Williams was previously senior director and chief CPU architect at Apple for nearly a decade and worked on a range of CPUs and system-on-chip (SoC) modules for multiple devices. Prior to that, he spent more than 10 years at Arm, where he served as a technical adviser to Arm architecture and CPU development for multiple partners, according to Nuvia's website. He got his start at Intel and Texas Instruments.

Gulati, Nuvia's senior vice president of silicon engineering, was most recently the lead SoC architect for consumer hardware at Google, according to Nuvia's website. Before that, he was at Apple for eight years, serving as the company's lead SoC architect for several mobile SoCs in a variety of devices.

Bruno, Nuvia's senior vice president of system engineering, was previously a system architect at Google, where he helped lead areas such as SoC definition, competitive performance and power analysis. Prior to that, he spent half a decade in a similar role in Apple's platform architecture group, where he helped start the company's silicon competitive analysis team.

Scott Darling, president of Dell Technologies Capital, called the formation of Nuvia "a prime example of remarkable innovation born in Silicon Valley."

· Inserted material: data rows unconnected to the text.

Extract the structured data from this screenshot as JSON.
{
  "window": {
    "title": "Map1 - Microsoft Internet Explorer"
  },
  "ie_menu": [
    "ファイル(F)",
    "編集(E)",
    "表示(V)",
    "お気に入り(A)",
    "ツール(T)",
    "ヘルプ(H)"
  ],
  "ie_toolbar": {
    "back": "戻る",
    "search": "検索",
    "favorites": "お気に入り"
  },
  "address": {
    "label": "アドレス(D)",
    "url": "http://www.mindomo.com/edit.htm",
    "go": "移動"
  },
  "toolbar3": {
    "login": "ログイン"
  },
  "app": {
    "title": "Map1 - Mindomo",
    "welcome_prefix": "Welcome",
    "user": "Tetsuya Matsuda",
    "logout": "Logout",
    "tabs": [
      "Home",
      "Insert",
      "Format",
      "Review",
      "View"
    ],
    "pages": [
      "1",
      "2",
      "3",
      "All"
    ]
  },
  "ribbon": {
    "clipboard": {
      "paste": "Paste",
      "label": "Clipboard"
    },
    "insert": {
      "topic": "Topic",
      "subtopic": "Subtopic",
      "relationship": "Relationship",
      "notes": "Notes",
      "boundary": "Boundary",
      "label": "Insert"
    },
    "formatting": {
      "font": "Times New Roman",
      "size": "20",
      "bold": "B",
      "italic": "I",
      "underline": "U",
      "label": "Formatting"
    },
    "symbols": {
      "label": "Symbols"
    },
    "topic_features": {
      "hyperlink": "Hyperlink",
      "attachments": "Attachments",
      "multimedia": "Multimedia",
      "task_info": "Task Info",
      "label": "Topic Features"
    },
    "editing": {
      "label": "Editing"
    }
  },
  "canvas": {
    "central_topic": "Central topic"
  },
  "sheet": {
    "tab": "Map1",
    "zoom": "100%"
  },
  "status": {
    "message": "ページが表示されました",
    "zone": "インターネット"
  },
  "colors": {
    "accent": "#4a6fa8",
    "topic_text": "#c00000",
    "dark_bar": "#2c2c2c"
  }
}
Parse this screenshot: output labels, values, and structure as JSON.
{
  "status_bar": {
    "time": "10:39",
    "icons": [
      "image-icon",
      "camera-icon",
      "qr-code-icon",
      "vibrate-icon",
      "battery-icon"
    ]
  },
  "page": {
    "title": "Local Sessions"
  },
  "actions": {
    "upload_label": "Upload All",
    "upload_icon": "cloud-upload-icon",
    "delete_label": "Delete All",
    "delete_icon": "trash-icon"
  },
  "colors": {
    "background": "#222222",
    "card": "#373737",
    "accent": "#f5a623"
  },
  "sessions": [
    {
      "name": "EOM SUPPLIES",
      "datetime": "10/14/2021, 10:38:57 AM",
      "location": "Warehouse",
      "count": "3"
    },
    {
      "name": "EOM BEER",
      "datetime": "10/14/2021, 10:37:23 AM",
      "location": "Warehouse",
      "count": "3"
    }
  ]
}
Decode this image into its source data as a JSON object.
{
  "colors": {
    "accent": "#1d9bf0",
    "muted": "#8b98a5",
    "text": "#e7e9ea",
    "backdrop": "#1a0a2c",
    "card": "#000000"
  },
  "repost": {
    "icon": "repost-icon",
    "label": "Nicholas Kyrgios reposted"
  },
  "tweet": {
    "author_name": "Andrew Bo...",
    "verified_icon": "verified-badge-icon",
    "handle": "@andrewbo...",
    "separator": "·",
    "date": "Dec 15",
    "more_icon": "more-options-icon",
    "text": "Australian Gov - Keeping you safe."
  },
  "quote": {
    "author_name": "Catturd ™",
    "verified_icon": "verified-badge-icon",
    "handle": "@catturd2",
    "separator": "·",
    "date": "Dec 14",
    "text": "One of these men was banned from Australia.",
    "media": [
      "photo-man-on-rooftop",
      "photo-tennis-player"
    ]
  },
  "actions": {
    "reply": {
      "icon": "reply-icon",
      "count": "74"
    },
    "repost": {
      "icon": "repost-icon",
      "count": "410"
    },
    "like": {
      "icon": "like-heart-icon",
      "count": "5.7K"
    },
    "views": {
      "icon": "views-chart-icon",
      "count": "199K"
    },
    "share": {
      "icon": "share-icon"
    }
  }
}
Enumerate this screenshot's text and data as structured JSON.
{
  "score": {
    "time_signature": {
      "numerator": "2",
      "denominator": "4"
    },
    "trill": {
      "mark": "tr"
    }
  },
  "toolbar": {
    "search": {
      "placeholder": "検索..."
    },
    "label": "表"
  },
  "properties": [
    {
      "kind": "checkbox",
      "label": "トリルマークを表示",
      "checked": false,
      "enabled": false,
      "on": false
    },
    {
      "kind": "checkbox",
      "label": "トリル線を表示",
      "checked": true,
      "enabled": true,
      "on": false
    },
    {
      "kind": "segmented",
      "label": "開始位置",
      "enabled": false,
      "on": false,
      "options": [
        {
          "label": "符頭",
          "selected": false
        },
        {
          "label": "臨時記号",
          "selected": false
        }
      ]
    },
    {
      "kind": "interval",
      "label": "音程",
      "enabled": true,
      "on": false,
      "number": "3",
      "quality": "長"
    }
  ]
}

"The best companies start when founders with outstanding track records of performance come together to identify a big problem and line up the best investment team to help them succeed," he said in a statement. "As part of that team, we’re focused on providing Nuvia with [Dell Technologies Capital's] unique value and market leverage."

The startup's other investors include Capricorn Investment Group, Mayfield, WRVI Capital and Nepenthe LLC.

The news was first reported by Reuters.